EXERCISE MATERIALS:
►

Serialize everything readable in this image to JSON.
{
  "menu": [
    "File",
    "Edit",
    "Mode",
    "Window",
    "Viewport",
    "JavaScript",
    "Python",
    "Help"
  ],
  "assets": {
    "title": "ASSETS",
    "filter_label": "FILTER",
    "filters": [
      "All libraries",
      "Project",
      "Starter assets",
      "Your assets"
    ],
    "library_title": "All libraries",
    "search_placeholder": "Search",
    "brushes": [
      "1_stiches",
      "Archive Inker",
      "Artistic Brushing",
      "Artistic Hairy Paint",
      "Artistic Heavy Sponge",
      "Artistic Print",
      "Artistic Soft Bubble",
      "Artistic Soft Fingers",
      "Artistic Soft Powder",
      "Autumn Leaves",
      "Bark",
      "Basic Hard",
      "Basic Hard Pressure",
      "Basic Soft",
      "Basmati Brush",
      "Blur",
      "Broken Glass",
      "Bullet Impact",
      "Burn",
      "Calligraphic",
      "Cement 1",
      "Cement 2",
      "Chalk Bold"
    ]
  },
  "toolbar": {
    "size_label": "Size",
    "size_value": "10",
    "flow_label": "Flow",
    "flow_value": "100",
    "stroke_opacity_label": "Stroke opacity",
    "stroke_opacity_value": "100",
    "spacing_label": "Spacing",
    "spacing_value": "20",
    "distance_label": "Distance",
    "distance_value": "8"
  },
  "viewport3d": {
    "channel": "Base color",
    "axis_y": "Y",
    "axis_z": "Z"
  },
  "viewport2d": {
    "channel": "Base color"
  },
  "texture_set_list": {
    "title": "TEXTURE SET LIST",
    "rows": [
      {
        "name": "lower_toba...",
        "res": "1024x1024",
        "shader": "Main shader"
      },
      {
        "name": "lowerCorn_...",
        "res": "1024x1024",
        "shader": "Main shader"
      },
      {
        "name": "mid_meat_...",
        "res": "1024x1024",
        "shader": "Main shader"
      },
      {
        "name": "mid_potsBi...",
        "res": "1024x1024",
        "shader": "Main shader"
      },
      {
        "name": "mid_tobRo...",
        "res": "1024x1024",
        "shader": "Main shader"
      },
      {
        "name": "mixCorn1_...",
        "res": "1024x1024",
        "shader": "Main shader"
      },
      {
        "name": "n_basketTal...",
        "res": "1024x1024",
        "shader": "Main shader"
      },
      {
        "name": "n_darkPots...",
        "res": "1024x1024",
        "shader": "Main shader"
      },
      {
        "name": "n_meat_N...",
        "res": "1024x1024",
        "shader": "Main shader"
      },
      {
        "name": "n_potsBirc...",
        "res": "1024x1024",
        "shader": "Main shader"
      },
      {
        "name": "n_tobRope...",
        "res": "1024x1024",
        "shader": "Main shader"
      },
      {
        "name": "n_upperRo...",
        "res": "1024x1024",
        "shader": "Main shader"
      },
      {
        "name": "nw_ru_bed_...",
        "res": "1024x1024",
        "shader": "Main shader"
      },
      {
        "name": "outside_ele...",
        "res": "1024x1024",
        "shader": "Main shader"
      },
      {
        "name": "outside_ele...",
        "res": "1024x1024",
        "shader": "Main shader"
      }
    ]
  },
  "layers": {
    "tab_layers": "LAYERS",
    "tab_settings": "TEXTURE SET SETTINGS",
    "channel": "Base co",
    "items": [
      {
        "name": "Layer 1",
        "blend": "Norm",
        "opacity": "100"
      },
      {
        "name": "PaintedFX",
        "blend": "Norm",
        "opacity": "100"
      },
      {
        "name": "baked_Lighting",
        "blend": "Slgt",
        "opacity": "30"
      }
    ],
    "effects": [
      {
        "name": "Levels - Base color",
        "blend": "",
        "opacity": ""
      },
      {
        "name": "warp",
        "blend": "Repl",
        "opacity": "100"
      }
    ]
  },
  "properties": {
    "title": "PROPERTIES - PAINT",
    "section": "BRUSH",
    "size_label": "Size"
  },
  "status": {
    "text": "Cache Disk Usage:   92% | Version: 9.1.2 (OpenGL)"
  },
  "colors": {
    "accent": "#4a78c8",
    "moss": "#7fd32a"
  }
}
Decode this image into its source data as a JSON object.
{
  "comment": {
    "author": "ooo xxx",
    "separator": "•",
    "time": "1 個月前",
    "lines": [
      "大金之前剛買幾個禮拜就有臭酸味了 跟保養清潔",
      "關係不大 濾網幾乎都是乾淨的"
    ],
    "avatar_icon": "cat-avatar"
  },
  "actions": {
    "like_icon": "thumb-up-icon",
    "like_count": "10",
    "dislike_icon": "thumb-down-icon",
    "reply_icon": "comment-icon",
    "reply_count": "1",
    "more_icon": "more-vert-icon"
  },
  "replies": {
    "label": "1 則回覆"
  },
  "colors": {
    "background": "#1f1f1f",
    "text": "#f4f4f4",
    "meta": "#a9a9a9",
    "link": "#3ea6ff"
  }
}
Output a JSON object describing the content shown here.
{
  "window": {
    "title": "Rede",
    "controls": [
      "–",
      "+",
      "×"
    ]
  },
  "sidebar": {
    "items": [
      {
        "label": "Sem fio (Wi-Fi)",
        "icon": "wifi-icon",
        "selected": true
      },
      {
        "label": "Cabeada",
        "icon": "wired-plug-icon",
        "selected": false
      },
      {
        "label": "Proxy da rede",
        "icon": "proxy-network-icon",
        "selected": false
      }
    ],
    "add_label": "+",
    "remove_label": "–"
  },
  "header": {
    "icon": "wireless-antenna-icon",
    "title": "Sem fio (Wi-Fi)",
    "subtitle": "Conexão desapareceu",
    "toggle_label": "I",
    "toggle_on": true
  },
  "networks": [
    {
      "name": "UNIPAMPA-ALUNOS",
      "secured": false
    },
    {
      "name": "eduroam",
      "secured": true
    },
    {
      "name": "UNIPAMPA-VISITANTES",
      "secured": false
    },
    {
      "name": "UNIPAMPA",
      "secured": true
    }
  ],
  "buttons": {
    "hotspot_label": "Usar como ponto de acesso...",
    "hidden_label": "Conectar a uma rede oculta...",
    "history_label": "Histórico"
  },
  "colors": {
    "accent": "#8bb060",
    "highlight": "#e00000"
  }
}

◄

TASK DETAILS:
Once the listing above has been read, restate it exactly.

TASK SOLUTION:
Serialize everything readable in this image to JSON.
{
  "menu": [
    "File",
    "Edit",
    "Mode",
    "Window",
    "Viewport",
    "JavaScript",
    "Python",
    "Help"
  ],
  "assets": {
    "title": "ASSETS",
    "filter_label": "FILTER",
    "filters": [
      "All libraries",
      "Project",
      "Starter assets",
      "Your assets"
    ],
    "library_title": "All libraries",
    "search_placeholder": "Search",
    "brushes": [
      "1_stiches",
      "Archive Inker",
      "Artistic Brushing",
      "Artistic Hairy Paint",
      "Artistic Heavy Sponge",
      "Artistic Print",
      "Artistic Soft Bubble",
      "Artistic Soft Fingers",
      "Artistic Soft Powder",
      "Autumn Leaves",
      "Bark",
      "Basic Hard",
      "Basic Hard Pressure",
      "Basic Soft",
      "Basmati Brush",
      "Blur",
      "Broken Glass",
      "Bullet Impact",
      "Burn",
      "Calligraphic",
      "Cement 1",
      "Cement 2",
      "Chalk Bold"
    ]
  },
  "toolbar": {
    "size_label": "Size",
    "size_value": "10",
    "flow_label": "Flow",
    "flow_value": "100",
    "stroke_opacity_label": "Stroke opacity",
    "stroke_opacity_value": "100",
    "spacing_label": "Spacing",
    "spacing_value": "20",
    "distance_label": "Distance",
    "distance_value": "8"
  },
  "viewport3d": {
    "channel": "Base color",
    "axis_y": "Y",
    "axis_z": "Z"
  },
  "viewport2d": {
    "channel": "Base color"
  },
  "texture_set_list": {
    "title": "TEXTURE SET LIST",
    "rows": [
      {
        "name": "lower_toba...",
        "res": "1024x1024",
        "shader": "Main shader"
      },
      {
        "name": "lowerCorn_...",
        "res": "1024x1024",
        "shader": "Main shader"
      },
      {
        "name": "mid_meat_...",
        "res": "1024x1024",
        "shader": "Main shader"
      },
      {
        "name": "mid_potsBi...",
        "res": "1024x1024",
        "shader": "Main shader"
      },
      {
        "name": "mid_tobRo...",
        "res": "1024x1024",
        "shader": "Main shader"
      },
      {
        "name": "mixCorn1_...",
        "res": "1024x1024",
        "shader": "Main shader"
      },
      {
        "name": "n_basketTal...",
        "res": "1024x1024",
        "shader": "Main shader"
      },
      {
        "name": "n_darkPots...",
        "res": "1024x1024",
        "shader": "Main shader"
      },
      {
        "name": "n_meat_N...",
        "res": "1024x1024",
        "shader": "Main shader"
      },
      {
        "name": "n_potsBirc...",
        "res": "1024x1024",
        "shader": "Main shader"
      },
      {
        "name": "n_tobRope...",
        "res": "1024x1024",
        "shader": "Main shader"
      },
      {
        "name": "n_upperRo...",
        "res": "1024x1024",
        "shader": "Main shader"
      },
      {
        "name": "nw_ru_bed_...",
        "res": "1024x1024",
        "shader": "Main shader"
      },
      {
        "name": "outside_ele...",
        "res": "1024x1024",
        "shader": "Main shader"
      },
      {
        "name": "outside_ele...",
        "res": "1024x1024",
        "shader": "Main shader"
      }
    ]
  },
  "layers": {
    "tab_layers": "LAYERS",
    "tab_settings": "TEXTURE SET SETTINGS",
    "channel": "Base co",
    "items": [
      {
        "name": "Layer 1",
        "blend": "Norm",
        "opacity": "100"
      },
      {
        "name": "PaintedFX",
        "blend": "Norm",
        "opacity": "100"
      },
      {
        "name": "baked_Lighting",
        "blend": "Slgt",
        "opacity": "30"
      }
    ],
    "effects": [
      {
        "name": "Levels - Base color",
        "blend": "",
        "opacity": ""
      },
      {
        "name": "warp",
        "blend": "Repl",
        "opacity": "100"
      }
    ]
  },
  "properties": {
    "title": "PROPERTIES - PAINT",
    "section": "BRUSH",
    "size_label": "Size"
  },
  "status": {
    "text": "Cache Disk Usage:   92% | Version: 9.1.2 (OpenGL)"
  },
  "colors": {
    "accent": "#4a78c8",
    "moss": "#7fd32a"
  }
}
Decode this image into its source data as a JSON object.
{
  "comment": {
    "author": "ooo xxx",
    "separator": "•",
    "time": "1 個月前",
    "lines": [
      "大金之前剛買幾個禮拜就有臭酸味了 跟保養清潔",
      "關係不大 濾網幾乎都是乾淨的"
    ],
    "avatar_icon": "cat-avatar"
  },
  "actions": {
    "like_icon": "thumb-up-icon",
    "like_count": "10",
    "dislike_icon": "thumb-down-icon",
    "reply_icon": "comment-icon",
    "reply_count": "1",
    "more_icon": "more-vert-icon"
  },
  "replies": {
    "label": "1 則回覆"
  },
  "colors": {
    "background": "#1f1f1f",
    "text": "#f4f4f4",
    "meta": "#a9a9a9",
    "link": "#3ea6ff"
  }
}
Output a JSON object describing the content shown here.
{
  "window": {
    "title": "Rede",
    "controls": [
      "–",
      "+",
      "×"
    ]
  },
  "sidebar": {
    "items": [
      {
        "label": "Sem fio (Wi-Fi)",
        "icon": "wifi-icon",
        "selected": true
      },
      {
        "label": "Cabeada",
        "icon": "wired-plug-icon",
        "selected": false
      },
      {
        "label": "Proxy da rede",
        "icon": "proxy-network-icon",
        "selected": false
      }
    ],
    "add_label": "+",
    "remove_label": "–"
  },
  "header": {
    "icon": "wireless-antenna-icon",
    "title": "Sem fio (Wi-Fi)",
    "subtitle": "Conexão desapareceu",
    "toggle_label": "I",
    "toggle_on": true
  },
  "networks": [
    {
      "name": "UNIPAMPA-ALUNOS",
      "secured": false
    },
    {
      "name": "eduroam",
      "secured": true
    },
    {
      "name": "UNIPAMPA-VISITANTES",
      "secured": false
    },
    {
      "name": "UNIPAMPA",
      "secured": true
    }
  ],
  "buttons": {
    "hotspot_label": "Usar como ponto de acesso...",
    "hidden_label": "Conectar a uma rede oculta...",
    "history_label": "Histórico"
  },
  "colors": {
    "accent": "#8bb060",
    "highlight": "#e00000"
  }
}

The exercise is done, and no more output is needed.